Full disclosure: I hadn’t so much as skimmed a Twilight novel—much less seen a movie—before going to see Eclipse. While keenly aware of the hype, I was only vaguely aware of the storyline. But as epic movie series go, it’s not exactly The Godfather (sheesh, it’s not even Die Hard), so it was easy to catch up quickly. (Love triangle, check. Good vampires, bad vampires, skin that sparkles in the sun, check, check.) I figured I’d like it at least a little—I mean, I’m a girl. I’m versed in the world of angsty romance. I live for a little angsty romance.

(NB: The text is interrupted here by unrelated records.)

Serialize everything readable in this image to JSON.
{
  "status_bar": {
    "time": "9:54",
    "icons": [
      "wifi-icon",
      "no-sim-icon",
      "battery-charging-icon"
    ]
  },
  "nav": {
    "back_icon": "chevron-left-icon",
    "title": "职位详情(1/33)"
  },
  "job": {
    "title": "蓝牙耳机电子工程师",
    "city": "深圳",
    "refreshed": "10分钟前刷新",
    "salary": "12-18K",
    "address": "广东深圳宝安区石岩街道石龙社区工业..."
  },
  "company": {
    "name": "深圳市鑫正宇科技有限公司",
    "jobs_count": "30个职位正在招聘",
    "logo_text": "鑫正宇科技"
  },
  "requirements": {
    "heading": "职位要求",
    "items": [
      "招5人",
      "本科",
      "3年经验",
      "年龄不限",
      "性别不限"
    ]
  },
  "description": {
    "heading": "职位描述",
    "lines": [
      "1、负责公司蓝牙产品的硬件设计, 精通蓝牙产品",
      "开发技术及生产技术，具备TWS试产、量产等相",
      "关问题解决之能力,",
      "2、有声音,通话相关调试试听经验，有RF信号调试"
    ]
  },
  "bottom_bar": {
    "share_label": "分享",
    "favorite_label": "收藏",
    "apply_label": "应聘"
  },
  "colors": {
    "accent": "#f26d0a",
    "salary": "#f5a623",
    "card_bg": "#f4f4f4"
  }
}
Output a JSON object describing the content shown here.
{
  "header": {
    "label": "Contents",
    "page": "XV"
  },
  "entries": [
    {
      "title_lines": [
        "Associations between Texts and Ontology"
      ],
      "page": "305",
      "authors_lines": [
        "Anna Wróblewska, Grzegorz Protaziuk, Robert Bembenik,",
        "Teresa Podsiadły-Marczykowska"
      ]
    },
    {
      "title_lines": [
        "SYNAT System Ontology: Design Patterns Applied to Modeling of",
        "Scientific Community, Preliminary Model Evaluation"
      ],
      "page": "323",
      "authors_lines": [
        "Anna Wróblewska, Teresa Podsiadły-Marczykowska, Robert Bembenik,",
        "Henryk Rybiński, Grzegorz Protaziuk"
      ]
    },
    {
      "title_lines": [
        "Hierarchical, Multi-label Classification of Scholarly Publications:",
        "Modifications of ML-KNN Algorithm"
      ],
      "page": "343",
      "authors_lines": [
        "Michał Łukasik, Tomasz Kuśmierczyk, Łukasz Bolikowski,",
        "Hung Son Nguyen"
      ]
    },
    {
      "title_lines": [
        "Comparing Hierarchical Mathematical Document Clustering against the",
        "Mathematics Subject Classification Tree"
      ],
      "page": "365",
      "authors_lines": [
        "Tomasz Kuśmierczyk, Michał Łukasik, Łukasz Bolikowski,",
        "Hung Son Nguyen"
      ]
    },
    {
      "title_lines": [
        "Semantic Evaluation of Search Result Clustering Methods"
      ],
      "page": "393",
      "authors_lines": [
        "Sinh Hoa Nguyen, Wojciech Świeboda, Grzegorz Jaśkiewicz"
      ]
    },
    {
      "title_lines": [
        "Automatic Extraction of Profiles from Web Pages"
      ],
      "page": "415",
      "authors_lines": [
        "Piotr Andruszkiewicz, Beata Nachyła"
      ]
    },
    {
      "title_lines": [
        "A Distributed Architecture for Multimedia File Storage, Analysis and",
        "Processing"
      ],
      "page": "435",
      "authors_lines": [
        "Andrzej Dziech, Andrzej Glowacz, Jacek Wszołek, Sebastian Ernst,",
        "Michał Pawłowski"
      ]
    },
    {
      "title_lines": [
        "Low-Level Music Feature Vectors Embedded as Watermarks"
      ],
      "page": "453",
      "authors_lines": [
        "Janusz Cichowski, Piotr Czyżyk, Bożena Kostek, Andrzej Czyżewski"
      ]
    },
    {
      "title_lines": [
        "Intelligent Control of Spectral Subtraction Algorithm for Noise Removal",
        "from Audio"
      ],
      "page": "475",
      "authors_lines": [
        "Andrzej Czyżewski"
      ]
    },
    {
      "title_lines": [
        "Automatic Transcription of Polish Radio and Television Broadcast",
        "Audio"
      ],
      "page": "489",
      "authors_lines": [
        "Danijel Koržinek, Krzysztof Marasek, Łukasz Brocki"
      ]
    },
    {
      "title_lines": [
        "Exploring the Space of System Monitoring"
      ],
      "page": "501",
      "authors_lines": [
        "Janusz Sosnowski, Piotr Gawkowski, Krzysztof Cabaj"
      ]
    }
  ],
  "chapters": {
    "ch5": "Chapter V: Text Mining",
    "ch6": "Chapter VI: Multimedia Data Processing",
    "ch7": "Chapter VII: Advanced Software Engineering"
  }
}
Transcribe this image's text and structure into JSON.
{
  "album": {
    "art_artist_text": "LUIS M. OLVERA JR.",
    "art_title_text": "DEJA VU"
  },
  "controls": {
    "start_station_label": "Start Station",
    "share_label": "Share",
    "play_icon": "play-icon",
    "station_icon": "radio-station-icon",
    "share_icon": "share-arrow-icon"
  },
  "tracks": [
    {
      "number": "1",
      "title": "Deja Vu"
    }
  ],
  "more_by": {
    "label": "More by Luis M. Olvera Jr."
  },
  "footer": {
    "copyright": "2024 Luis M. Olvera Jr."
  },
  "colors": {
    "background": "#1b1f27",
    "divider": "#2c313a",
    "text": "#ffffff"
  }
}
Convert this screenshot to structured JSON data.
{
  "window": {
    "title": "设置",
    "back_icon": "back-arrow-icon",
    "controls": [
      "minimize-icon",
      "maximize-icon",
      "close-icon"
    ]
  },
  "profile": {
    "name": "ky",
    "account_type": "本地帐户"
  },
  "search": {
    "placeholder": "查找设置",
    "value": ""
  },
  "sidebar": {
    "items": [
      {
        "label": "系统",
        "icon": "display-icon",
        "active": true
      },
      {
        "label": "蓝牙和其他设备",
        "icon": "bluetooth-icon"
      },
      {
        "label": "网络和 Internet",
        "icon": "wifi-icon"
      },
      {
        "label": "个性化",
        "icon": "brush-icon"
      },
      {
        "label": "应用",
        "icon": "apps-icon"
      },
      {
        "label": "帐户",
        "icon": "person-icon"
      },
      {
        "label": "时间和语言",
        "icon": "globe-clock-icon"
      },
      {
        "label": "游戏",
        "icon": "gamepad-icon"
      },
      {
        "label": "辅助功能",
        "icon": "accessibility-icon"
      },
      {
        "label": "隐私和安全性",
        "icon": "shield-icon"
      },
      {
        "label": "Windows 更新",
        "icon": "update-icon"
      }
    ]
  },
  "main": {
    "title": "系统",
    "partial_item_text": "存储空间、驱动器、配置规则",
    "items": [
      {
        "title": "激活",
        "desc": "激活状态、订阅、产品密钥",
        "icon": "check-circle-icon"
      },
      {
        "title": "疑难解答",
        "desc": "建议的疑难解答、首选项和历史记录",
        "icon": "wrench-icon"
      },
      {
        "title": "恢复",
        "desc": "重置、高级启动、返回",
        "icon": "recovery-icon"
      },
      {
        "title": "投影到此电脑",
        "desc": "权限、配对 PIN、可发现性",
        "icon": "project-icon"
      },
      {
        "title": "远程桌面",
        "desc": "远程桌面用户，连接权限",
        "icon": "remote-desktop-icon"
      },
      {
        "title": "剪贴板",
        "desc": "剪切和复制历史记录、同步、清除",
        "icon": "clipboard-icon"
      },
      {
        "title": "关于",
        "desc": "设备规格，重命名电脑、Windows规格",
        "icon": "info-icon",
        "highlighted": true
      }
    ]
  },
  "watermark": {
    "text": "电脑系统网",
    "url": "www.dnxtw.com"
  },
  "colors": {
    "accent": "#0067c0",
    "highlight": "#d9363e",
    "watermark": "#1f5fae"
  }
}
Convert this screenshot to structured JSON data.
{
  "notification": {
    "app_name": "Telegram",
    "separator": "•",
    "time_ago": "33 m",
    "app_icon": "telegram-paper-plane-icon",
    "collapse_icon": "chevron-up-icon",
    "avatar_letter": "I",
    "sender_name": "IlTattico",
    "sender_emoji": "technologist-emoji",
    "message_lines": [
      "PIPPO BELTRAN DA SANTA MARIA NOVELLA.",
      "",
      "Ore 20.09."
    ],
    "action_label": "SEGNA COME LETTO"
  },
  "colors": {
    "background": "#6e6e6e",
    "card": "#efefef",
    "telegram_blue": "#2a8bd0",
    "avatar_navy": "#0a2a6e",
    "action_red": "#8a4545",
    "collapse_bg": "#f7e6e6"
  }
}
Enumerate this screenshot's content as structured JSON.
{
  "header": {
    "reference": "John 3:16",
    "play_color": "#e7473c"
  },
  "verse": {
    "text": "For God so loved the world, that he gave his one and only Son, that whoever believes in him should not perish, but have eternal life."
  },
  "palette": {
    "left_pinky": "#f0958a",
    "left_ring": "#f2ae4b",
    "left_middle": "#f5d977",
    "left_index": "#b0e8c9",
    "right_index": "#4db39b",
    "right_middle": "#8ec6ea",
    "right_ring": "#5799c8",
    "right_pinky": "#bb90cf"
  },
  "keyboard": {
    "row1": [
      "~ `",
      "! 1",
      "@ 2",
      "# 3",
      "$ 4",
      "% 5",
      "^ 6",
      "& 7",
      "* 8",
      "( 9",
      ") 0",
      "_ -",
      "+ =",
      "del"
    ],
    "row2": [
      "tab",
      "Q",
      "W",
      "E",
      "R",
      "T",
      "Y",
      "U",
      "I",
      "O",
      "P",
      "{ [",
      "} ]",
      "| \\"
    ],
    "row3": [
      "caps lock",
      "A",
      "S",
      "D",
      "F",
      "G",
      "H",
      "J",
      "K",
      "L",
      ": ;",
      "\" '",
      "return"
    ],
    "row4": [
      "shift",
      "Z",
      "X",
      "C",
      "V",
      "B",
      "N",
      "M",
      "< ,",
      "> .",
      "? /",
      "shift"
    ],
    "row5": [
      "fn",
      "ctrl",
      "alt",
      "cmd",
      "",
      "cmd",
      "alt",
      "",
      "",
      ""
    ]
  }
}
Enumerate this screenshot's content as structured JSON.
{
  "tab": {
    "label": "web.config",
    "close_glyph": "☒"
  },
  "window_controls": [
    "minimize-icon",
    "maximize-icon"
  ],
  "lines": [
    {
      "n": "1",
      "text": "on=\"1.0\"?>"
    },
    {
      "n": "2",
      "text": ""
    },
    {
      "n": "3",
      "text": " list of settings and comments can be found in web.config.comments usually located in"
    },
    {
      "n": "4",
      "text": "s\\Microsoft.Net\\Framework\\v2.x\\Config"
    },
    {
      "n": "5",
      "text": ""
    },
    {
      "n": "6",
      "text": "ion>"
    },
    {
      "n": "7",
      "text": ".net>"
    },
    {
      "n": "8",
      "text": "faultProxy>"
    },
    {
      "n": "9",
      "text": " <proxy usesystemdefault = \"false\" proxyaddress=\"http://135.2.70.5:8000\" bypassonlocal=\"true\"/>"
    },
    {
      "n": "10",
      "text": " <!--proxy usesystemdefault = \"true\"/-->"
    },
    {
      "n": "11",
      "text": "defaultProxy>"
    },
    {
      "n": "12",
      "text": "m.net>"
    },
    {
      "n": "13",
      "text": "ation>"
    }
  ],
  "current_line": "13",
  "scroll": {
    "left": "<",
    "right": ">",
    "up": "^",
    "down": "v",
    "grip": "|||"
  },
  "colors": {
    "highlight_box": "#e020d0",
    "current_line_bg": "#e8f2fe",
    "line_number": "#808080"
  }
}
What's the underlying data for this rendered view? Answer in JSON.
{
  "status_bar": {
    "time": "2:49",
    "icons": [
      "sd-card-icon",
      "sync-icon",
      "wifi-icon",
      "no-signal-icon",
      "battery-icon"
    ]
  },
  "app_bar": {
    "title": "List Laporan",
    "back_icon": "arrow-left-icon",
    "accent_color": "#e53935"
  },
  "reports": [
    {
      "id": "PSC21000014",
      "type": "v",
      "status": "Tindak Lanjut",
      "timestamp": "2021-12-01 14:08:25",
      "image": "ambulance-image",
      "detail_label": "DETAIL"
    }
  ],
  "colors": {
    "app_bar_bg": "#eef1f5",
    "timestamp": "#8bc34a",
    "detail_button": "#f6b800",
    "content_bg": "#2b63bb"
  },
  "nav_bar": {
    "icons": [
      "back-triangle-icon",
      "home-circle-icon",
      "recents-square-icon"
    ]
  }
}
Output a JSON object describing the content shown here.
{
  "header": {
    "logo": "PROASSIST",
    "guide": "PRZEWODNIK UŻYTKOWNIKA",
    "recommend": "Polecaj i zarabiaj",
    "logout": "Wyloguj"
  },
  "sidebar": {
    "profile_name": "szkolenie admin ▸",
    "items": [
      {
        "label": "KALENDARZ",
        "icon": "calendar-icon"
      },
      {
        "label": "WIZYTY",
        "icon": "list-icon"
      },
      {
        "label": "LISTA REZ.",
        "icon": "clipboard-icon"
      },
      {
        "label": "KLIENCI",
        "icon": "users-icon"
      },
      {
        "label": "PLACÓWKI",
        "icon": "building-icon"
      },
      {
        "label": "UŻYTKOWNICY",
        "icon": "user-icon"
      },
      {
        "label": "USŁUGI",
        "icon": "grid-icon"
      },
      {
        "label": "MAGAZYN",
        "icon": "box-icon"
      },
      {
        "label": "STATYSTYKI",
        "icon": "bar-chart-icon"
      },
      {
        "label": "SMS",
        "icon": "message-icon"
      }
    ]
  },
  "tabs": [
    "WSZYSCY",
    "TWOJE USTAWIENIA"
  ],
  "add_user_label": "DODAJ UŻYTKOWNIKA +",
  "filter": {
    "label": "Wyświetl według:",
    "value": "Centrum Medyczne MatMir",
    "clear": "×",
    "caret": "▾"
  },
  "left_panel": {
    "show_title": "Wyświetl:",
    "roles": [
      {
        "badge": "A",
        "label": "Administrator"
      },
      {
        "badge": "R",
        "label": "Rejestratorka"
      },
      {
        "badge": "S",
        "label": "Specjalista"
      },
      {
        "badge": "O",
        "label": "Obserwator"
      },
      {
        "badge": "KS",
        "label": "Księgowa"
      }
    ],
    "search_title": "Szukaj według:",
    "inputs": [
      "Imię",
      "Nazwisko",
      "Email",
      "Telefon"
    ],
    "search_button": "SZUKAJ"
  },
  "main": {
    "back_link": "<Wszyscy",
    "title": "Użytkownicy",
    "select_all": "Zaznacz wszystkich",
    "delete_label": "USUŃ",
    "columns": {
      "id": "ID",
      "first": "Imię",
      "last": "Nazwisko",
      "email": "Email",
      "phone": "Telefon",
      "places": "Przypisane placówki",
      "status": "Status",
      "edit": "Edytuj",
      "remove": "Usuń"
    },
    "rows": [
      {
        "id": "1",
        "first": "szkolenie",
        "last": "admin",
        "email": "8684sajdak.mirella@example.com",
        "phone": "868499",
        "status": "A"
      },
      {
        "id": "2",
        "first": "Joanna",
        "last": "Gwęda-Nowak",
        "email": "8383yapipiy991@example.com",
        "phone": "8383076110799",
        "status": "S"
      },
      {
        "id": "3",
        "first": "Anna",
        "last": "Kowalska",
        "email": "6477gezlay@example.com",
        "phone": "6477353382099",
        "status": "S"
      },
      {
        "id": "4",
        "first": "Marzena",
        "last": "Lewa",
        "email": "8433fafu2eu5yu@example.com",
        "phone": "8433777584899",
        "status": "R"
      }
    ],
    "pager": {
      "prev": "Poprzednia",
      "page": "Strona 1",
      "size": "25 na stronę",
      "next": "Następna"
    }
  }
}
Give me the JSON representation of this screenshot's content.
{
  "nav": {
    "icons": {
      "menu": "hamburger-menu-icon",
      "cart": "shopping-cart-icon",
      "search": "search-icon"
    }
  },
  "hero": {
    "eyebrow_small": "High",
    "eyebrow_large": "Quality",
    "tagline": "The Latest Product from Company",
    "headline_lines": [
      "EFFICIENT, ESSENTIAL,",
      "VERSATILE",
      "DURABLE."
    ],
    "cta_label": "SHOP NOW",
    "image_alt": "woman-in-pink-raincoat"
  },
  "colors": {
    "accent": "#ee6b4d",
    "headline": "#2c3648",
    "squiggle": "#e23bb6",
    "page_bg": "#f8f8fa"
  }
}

Alas, even the romance in this movie plays out a little too goofy to be moving. (Bella, carried in the snow by a shirtless Jacob! Edward, in a field of wildflowers, begging the high school senior for her hand in marriage!) It is, however, the type of love story a 10-year-old me would have relished: Handsome boys fighting to protect a helpless, hapless young girl, in a world seemingly run by teenagers, where magic exists and the line between good and evil may as well be drawn with a sparkly purple Sharpie. Tack on a princess crown, and I think it’s literally one of my childhood daydreams come true, right down to the wooden dialogue. I suppose there are a few enthralling moments for grown-ups—the fight scene that is the climax is exciting; the flashback scenes depicting how the vampires got to be vampires were among the most engaging of the movie; and Robert Pattinson has a smoldering Dylan McKay thing happening—but on the whole, this a movie for tweens and their tolerant parents, and not even a particularly good one as that genre goes. Harry Potter, you’re safe. —Christine Speer
Team Edward or Team Jacob: Team I Really Don’t Give a Damn.
Best or worst line: Edward—“You know, Jacob, if it weren’t for the fact that we’re natural enemies and that you’re also trying to steal away the reason for my existence, I might actually like you.”
Favorite scene: The too-short fight scene between the army of newborn vampires and the “good guys.”
Teen angst scale (1-10): 8. Hovering somewhere between Girls Just Wanna Have Fun and Rebel Without A Cause.
Drinking game word: Bella
Should you take your boyfriend: Only if he’s in trouble. Or you’re 13. (And even then, it’s iffy.)
My Grade: D